With Republicans aiming to regain control of the Senate, three-quarters of GOP voters say this year’s congressional elections are much more important or somewhat more important than other elections, a Wall Street Journal/NBC News/Annenberg survey finds.
In contrast, 57% of Democrats grade the midterms as more important than other elections.
The polling is consistent with signs that Republicans are more enthusiastic than Democrats about voting this year. Democratic leaders, including President Barack Obama, have warned their party that its supporters aren’t excited enough about going to the polls.
Younger voters, who tend to back Democrats but are less likely than other groups to turn out during midterm years, are among the least interested in the election. In the Journal/NBC/Annenberg survey, only 20% of voters under 35 said they had a keen interest in the election.

This finding should debunk a primary falsehood that liberal pundits like to say about Obamacare–namely that it doesn’t matter so much for the elections, when in fact one of the primary motivating factors for Republicans is President Obama  and his so-called signature achievement as well as his executive overreach, and his support for the liberal welfare state. You can’t separate Republicans’ glee in getting to vote one more time against the Obama agenda without understanding that Obamacare is central to the GOP base’s anti-Obama fervor.

Second, playing to the Democratic base — by promising unilateral action on immigration reform, concocting the so called “war on women,” vilifying the Koch brothers and sprinkling uber-partisan rhetoric in presidential speeches — has served to invigorate Republicans more than it has ginned up Democrats. This showcases a truism of the Obama presidency for the GOP: Republicans would not have unified themselves, taken back lost ground in 2008 and begun to reinvigorate their agenda without Obama as an opponent.

Third, Republicans have hardly harmed themselves — as the mainstream media would have us believe — by “obstruction” or investigation of the Obama administration. To the contrary, publicly questioning Obama’s overreaches has fueled the base’s yearning for further checks on executive power.

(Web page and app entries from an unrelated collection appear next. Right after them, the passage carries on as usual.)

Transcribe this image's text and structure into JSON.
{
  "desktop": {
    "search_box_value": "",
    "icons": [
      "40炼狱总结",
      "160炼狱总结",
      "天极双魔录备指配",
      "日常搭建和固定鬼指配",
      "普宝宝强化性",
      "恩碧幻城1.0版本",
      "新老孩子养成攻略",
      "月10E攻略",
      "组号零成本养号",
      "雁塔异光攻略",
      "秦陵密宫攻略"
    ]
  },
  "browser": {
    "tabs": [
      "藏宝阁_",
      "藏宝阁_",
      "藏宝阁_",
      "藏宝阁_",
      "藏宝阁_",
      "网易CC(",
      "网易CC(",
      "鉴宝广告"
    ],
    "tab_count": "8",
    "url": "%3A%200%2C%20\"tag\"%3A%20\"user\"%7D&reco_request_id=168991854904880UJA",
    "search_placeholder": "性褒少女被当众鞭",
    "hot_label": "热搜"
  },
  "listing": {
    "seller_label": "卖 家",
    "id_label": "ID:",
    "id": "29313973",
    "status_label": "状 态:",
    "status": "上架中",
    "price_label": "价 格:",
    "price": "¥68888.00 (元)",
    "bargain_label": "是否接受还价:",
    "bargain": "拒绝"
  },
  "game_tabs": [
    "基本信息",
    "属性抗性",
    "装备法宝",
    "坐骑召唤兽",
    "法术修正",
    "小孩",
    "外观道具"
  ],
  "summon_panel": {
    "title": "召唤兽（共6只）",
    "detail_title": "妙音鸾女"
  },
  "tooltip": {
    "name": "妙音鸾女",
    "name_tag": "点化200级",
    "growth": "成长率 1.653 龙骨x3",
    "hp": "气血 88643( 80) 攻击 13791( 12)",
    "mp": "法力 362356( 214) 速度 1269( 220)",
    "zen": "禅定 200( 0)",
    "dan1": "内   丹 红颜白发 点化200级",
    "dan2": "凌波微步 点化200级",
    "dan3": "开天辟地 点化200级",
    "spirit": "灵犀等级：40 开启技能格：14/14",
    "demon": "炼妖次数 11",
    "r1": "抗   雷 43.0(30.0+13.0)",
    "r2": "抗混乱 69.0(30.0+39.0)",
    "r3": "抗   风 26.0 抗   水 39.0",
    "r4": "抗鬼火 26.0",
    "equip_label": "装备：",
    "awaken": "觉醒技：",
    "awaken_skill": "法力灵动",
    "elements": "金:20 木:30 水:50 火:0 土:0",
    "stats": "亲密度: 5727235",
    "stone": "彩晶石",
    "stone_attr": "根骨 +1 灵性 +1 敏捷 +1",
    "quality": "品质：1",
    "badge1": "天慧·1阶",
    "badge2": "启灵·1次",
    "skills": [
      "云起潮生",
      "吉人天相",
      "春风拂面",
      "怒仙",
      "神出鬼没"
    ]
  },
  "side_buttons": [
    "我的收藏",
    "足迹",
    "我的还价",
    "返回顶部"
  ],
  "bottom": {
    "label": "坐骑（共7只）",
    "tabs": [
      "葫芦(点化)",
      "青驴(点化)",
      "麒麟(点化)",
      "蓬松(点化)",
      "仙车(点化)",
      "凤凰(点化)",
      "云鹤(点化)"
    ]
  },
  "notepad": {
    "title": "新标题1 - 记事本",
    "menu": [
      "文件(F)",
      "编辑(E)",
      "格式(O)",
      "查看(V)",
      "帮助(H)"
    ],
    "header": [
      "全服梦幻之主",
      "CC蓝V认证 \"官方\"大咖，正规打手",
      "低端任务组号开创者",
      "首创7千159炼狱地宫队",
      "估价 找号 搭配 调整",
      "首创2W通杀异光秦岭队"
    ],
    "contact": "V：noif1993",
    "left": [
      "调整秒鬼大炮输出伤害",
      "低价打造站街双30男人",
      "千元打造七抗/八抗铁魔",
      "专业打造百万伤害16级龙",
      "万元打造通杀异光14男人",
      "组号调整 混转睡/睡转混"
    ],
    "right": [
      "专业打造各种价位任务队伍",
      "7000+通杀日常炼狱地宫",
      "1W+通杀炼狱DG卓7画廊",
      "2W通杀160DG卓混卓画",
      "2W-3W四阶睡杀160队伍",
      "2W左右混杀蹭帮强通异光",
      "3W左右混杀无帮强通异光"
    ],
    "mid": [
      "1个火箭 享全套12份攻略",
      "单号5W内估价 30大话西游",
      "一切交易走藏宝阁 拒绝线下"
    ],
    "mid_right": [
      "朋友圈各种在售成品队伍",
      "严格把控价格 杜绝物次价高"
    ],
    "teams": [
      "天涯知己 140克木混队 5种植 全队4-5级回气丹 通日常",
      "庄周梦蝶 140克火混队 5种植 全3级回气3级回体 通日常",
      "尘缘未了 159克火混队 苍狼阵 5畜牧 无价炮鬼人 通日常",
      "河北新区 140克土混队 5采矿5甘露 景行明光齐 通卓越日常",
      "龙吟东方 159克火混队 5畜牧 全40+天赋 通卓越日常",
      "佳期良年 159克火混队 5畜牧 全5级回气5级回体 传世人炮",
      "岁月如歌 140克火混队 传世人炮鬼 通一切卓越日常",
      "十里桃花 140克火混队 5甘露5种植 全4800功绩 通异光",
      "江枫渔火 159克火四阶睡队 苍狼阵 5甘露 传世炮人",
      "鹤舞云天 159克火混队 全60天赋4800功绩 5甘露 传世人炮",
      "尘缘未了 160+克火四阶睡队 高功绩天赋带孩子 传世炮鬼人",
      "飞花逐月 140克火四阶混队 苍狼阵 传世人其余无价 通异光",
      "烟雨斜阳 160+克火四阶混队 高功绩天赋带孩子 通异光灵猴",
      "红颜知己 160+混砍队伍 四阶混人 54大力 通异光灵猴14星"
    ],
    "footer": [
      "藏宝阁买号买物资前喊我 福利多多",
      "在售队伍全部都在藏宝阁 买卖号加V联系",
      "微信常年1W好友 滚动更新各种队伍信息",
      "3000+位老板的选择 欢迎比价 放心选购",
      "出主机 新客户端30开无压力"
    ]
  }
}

The poll, however, should not be held up as a guide to 2016. A presidential election with no incumbent is far different than the last midterm of a failing presidency. For 2016 it will not be enough simply to run against Obama. If the GOP nominee or down-ticket candidates in 2016 want to get rid of Obamacare they will be obliged to offer an alternative, lest they risk being accused of trying to “take away” voters’ insurance. The GOP nominee will not in a presidential year be able to win with the broad electorate merely by motivating Republican voters; a chunk of independents and Democrats will need to join with the GOP faithful to put a Republican in the Oval Office. And those who veered from opposition to Obama to recklessness in shutting down the government, cheering on default and fighting for the sake of fighting are unlikely to come across as presidential material in 2016. The difference between a senator in the minority and a candidate for leader of the Free World is vast one indeed.

With the election six weeks from tomorrow, Republicans will have to work hard to keep their troops engaged. The good news for Democrats is that the ordeal of the midterms and the impossible task of defending indefensible presidential missteps will soon be over., The day after the midterms eyes will turn to the 2016 presidential candidates. For that, the Democrats’ task will be different but by no means easy: Convincing the electorate, particularly young people, to get excited about an “inevitable” nominee who has been around for decades and is weighed down by plenty of her own Obama baggage.